* **WHAT THE EXERCISE ASKS**: Among the entries below, find the lines holding "length" and copy them.

[Saved data entries]
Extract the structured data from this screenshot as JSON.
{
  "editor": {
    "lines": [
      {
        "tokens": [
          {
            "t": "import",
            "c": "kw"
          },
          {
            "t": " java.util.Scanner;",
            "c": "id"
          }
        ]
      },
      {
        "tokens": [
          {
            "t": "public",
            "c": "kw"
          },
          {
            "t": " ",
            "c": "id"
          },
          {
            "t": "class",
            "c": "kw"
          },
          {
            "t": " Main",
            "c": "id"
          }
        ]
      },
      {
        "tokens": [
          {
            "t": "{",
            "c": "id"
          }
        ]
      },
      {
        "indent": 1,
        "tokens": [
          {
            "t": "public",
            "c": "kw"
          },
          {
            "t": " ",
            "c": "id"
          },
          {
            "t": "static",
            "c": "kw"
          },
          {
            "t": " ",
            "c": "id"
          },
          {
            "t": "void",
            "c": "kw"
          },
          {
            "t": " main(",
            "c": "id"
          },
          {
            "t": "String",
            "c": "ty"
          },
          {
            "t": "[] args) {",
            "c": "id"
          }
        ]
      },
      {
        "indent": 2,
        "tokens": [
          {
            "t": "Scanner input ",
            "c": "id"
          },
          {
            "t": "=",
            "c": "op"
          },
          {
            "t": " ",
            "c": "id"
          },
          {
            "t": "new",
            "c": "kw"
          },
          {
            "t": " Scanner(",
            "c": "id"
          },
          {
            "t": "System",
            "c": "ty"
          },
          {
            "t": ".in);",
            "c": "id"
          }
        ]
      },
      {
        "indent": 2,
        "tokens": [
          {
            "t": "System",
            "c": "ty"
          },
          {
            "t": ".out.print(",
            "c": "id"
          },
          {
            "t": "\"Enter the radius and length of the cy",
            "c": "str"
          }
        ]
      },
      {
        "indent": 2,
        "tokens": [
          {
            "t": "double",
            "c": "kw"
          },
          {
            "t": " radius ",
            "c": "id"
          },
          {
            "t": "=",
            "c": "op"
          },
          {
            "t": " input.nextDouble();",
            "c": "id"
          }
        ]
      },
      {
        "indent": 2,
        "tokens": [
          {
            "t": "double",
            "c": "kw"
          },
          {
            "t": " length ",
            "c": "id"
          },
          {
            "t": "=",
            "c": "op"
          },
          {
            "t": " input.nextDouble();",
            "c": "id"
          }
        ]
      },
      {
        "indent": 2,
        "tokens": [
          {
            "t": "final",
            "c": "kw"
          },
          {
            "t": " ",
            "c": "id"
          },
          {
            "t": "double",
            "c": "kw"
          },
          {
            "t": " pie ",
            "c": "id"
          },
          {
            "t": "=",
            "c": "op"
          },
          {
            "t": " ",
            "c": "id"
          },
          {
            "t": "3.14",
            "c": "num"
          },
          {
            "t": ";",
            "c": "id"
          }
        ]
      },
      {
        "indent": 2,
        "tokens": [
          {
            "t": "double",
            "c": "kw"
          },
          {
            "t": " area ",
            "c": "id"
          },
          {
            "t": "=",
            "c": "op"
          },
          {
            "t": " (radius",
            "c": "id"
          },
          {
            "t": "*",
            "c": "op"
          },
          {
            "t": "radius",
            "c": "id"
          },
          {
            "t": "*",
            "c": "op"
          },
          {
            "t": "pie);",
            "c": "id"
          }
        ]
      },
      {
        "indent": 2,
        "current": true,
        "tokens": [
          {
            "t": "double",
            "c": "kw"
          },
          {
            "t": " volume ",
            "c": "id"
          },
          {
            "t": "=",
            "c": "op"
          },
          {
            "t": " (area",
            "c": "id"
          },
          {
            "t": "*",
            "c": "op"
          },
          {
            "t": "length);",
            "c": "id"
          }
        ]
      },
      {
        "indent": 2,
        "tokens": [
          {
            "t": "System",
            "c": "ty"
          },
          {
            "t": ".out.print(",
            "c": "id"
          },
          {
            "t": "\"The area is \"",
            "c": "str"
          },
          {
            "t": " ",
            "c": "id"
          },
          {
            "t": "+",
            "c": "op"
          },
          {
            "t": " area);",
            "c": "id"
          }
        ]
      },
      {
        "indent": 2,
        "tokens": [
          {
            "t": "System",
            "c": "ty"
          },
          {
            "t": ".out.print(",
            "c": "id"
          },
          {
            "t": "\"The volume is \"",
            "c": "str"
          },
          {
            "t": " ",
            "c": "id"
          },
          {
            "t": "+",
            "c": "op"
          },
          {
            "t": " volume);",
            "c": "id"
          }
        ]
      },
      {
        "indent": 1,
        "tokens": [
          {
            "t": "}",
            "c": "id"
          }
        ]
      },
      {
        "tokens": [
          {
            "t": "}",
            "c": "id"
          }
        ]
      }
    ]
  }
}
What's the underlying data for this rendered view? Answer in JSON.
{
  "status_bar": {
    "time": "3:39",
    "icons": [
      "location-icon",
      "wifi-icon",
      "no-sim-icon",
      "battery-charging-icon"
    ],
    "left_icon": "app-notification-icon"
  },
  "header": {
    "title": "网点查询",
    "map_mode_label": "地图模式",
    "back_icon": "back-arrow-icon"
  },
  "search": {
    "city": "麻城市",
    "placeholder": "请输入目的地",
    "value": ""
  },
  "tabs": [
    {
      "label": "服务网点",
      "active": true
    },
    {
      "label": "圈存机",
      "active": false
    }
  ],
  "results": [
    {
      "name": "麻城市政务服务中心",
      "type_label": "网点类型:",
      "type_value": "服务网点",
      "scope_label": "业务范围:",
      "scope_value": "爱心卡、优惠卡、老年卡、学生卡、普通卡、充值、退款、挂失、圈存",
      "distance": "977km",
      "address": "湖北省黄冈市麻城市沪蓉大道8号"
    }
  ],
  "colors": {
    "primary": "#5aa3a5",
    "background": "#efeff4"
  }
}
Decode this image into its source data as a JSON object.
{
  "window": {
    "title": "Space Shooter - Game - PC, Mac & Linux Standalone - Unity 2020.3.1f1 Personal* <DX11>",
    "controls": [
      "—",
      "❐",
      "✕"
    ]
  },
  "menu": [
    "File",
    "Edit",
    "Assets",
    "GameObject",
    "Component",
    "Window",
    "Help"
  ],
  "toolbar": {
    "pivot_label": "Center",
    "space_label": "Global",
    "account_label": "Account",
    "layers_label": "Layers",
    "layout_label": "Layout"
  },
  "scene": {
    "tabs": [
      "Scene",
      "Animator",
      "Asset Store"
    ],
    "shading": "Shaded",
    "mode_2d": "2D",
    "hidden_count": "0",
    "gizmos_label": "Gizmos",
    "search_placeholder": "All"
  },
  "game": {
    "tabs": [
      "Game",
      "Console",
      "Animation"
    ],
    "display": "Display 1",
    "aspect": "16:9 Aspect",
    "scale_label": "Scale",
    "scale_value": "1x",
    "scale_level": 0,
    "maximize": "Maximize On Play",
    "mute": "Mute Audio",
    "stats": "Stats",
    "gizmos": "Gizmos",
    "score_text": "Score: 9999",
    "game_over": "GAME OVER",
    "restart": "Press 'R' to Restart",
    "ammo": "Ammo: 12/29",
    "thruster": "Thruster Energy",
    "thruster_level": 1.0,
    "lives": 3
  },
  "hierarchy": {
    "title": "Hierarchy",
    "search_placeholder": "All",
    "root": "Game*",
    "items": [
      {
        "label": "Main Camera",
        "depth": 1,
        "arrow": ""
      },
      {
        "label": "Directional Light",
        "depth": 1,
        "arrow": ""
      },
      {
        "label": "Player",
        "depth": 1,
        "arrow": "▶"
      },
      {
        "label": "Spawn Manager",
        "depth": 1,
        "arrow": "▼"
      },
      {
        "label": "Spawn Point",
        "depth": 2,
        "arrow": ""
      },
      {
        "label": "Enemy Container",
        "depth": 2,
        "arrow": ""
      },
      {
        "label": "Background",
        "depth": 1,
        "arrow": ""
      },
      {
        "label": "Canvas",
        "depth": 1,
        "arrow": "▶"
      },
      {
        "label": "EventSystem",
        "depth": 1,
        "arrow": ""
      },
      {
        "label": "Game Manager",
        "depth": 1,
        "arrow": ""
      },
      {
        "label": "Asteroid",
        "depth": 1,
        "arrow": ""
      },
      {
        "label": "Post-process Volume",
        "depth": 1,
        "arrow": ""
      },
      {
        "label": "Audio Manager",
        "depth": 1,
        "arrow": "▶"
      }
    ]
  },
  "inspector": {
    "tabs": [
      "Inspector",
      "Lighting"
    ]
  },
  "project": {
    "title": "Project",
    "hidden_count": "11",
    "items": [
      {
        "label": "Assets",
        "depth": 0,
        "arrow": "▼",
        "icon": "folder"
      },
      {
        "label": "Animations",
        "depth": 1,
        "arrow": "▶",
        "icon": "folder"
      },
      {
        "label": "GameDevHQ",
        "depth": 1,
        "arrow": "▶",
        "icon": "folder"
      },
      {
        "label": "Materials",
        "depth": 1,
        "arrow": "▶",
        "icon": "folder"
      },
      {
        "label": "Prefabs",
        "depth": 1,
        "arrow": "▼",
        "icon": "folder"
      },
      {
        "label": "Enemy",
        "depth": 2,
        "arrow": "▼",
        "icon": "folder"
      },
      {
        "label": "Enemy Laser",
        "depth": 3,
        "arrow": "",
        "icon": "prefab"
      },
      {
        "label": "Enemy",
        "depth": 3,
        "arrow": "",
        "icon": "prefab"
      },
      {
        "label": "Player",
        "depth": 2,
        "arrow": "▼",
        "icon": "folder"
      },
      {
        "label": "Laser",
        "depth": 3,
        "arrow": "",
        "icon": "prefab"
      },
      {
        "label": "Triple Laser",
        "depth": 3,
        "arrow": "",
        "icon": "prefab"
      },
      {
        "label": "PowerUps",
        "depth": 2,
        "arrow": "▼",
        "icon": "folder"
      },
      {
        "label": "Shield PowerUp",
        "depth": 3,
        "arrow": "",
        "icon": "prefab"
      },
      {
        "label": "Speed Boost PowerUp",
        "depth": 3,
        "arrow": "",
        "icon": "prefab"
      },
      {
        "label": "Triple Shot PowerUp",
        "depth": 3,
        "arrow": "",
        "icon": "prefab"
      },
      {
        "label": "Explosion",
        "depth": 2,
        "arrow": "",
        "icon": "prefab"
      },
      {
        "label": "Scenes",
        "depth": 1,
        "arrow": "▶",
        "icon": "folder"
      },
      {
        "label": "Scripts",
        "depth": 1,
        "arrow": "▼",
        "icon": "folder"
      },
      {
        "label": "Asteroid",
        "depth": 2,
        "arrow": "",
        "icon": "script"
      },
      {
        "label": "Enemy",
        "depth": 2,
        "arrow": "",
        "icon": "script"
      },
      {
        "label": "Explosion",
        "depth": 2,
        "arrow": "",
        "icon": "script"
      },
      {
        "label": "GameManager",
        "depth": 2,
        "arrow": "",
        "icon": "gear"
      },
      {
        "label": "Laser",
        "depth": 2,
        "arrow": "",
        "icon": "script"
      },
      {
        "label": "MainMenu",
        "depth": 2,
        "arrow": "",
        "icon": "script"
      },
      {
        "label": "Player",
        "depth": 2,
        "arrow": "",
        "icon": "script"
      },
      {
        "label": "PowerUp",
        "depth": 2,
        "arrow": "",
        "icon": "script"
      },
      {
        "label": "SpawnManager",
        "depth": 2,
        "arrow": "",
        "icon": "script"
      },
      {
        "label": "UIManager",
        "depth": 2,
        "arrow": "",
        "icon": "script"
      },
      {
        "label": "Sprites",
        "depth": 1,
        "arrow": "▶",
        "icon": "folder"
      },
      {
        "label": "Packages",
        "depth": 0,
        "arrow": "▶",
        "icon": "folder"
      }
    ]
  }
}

* **EXERCISE SOLUTION**:
            "t": "\"Enter the radius and length of the cy",
            "t": " length ",
            "t": "length);",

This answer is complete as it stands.